THE HIDDEN HISTORY OF THE SECOND AMENDMENT University of California at Davis Law Review

For the great enemy of the truth is very often not the lie ¾ deliberate, contrived, and dishonest ¾ but the myth ¾ persistent, persuasive, and unrealistic. Too often we hold fast to the cliches of our forebears. We subject all facts to a prefabricated set of interpretations. We enjoy the comfort of opinion without the discomfort of thought.

-John F. Kennedy[1]


The Second Amendment is unique. No other constitutional provision has lived so small a life in the law while looming so large in the realms of policy, politics, and popular culture.
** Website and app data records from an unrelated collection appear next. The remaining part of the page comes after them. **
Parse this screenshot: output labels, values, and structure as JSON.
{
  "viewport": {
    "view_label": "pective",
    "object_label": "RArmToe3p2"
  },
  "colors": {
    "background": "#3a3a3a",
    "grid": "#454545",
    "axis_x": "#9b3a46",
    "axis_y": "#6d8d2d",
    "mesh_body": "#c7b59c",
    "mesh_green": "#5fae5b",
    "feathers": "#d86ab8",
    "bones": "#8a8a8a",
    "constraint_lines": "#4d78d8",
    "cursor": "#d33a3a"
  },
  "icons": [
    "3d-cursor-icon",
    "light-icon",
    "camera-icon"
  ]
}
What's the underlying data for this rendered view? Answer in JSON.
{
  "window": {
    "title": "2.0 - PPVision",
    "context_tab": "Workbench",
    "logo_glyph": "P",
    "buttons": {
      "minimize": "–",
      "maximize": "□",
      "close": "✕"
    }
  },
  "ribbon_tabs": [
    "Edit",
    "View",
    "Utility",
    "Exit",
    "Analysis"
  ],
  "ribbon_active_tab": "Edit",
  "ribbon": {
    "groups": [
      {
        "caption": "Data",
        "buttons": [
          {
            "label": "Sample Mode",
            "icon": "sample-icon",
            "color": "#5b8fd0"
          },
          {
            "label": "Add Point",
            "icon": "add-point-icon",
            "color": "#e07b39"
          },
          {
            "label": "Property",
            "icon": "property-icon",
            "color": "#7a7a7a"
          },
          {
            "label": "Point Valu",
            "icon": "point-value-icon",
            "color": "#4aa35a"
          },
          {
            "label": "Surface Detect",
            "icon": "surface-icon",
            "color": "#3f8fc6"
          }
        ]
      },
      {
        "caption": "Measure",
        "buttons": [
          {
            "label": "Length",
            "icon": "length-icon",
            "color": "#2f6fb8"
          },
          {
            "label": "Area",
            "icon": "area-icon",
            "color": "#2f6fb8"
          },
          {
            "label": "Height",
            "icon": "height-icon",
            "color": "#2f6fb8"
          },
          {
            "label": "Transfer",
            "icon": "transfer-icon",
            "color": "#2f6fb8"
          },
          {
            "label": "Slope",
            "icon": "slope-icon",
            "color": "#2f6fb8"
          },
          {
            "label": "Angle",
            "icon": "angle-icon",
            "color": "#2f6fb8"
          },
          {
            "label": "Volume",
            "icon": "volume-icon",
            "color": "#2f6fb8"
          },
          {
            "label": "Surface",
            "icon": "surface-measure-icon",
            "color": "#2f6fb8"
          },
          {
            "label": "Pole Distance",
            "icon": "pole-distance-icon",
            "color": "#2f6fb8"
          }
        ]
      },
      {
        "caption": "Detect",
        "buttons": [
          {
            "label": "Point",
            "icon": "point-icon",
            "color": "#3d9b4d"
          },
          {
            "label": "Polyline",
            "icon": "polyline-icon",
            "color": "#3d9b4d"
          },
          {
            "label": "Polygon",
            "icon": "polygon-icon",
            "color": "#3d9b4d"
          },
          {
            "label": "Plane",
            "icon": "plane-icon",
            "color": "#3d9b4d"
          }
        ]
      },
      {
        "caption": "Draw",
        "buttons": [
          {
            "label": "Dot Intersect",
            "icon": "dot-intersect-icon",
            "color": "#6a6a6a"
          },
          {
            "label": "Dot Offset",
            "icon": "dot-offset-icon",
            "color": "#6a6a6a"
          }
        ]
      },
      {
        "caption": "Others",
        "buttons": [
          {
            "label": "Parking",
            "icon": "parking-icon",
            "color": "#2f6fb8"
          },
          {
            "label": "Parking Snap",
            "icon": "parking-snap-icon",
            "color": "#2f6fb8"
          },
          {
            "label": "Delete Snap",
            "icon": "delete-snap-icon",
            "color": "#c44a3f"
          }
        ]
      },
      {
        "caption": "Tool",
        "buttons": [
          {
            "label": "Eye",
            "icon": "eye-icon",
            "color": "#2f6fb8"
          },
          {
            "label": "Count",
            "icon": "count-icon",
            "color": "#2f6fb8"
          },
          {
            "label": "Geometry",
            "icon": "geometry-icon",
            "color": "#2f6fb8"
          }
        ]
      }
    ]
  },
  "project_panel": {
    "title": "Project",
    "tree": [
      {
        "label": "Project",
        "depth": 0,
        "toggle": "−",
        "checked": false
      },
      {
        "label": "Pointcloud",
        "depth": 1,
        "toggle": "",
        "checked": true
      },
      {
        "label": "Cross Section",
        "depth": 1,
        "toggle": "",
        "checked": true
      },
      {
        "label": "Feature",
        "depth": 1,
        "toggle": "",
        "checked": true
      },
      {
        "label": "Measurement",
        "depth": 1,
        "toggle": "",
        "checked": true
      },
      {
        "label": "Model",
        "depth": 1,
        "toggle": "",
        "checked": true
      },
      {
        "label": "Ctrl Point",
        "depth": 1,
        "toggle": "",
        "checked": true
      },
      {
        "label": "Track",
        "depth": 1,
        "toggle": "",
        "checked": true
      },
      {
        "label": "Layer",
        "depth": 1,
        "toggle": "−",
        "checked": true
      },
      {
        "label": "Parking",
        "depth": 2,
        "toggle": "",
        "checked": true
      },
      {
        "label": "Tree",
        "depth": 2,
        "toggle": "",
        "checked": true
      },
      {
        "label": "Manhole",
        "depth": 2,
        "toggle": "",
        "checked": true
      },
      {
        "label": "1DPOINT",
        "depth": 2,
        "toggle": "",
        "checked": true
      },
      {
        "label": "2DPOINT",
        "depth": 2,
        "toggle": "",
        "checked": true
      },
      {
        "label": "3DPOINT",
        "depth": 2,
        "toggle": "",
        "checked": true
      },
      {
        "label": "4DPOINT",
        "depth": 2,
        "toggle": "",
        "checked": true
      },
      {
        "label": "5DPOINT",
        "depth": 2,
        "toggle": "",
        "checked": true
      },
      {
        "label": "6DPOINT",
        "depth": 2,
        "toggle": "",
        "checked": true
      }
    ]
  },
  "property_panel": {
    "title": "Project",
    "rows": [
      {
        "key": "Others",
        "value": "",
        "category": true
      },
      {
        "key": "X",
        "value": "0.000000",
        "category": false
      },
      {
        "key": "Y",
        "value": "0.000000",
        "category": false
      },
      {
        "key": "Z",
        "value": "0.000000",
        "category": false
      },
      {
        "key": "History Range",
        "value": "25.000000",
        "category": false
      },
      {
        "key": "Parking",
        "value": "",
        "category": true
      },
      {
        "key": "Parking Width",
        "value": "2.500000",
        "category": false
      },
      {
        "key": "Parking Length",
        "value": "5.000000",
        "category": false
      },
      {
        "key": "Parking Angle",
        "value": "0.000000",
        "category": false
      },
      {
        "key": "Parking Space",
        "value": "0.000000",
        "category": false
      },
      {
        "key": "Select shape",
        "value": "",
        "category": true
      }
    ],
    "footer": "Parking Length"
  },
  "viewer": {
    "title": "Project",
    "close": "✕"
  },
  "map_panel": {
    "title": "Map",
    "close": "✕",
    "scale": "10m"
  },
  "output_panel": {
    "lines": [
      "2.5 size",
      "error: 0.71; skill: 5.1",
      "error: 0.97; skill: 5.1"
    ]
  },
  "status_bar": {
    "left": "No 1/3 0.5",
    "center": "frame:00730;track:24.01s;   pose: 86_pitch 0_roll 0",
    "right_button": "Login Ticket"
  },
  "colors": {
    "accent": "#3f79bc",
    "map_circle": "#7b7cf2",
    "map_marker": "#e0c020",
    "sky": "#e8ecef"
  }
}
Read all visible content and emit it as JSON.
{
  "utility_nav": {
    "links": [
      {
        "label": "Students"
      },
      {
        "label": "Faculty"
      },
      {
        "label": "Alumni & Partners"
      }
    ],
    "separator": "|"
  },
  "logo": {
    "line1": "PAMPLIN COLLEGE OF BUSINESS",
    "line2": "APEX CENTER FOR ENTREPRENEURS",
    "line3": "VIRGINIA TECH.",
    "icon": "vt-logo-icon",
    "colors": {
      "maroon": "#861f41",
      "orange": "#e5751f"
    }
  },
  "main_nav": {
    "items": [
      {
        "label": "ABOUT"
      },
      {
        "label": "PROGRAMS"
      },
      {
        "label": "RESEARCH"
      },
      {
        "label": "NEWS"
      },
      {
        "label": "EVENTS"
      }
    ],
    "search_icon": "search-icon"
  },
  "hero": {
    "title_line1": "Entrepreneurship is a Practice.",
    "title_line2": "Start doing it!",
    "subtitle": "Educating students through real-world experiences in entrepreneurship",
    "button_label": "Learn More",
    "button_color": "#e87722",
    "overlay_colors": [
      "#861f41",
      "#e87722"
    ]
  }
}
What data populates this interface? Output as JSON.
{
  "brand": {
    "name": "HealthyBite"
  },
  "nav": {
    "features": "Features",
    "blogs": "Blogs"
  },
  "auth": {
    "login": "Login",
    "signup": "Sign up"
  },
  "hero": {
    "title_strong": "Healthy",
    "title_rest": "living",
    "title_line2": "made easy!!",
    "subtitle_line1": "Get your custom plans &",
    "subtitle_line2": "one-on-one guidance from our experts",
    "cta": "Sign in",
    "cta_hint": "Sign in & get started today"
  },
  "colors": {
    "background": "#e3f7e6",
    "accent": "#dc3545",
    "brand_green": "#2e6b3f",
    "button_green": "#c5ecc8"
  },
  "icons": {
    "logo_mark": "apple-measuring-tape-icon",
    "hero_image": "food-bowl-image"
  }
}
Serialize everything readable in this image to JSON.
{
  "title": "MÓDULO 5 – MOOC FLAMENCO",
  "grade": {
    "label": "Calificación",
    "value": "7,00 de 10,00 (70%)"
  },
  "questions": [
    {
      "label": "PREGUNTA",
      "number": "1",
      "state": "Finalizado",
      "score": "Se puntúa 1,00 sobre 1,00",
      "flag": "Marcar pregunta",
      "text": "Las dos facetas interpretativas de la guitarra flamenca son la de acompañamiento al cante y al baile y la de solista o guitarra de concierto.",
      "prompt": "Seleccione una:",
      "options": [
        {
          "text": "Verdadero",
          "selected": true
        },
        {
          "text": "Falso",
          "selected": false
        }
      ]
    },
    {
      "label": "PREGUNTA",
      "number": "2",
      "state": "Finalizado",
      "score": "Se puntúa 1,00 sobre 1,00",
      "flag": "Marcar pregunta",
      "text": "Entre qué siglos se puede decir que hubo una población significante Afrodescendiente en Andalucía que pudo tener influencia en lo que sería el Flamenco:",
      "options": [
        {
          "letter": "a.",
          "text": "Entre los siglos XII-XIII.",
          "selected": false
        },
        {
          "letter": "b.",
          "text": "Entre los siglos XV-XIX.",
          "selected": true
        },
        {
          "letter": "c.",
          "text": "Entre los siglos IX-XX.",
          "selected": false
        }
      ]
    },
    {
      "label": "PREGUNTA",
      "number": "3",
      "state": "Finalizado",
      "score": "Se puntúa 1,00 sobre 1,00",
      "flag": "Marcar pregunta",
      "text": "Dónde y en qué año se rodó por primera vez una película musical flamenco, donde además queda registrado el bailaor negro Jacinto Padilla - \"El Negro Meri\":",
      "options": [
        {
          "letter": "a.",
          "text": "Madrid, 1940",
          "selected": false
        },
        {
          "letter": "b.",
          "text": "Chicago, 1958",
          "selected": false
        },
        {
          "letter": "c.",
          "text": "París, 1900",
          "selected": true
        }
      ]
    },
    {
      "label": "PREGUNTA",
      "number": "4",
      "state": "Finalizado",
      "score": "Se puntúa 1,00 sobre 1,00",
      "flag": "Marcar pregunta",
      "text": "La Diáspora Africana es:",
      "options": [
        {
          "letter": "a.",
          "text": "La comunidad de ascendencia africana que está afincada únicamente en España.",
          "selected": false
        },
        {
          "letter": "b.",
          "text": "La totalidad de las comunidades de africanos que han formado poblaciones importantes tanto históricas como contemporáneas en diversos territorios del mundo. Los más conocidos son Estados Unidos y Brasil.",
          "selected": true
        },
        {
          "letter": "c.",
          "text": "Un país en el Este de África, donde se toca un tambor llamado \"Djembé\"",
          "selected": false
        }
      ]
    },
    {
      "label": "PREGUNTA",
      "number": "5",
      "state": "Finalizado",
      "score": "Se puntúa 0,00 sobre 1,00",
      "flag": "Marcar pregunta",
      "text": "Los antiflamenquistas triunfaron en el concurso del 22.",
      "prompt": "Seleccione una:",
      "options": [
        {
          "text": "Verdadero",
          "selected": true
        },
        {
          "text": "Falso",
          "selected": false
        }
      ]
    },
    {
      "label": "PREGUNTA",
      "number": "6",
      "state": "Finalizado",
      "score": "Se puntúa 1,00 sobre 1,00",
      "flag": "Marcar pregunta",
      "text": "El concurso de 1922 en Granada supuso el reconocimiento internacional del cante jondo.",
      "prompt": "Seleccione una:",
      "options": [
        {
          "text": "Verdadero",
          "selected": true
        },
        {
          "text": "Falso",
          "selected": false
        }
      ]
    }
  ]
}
Among the Bill of Rights, only the Third Amendment, which prohibits the quartering of troops in homes, has received less judicial attention.[2] Annotations of all the cases that have dealt with the Second Amendment take up a mere ten pages in the United States Code Annotated, compared, for example, to 1452 pages for First Amendment cases.[3] In the history of the republic, the United States Supreme Court has handed down only three opinions dealing directly with the Second Amendment,[4] the last in 1939,[5] and no federal statute or administrative regulation has ever been invalidated on Second Amendment grounds. (More)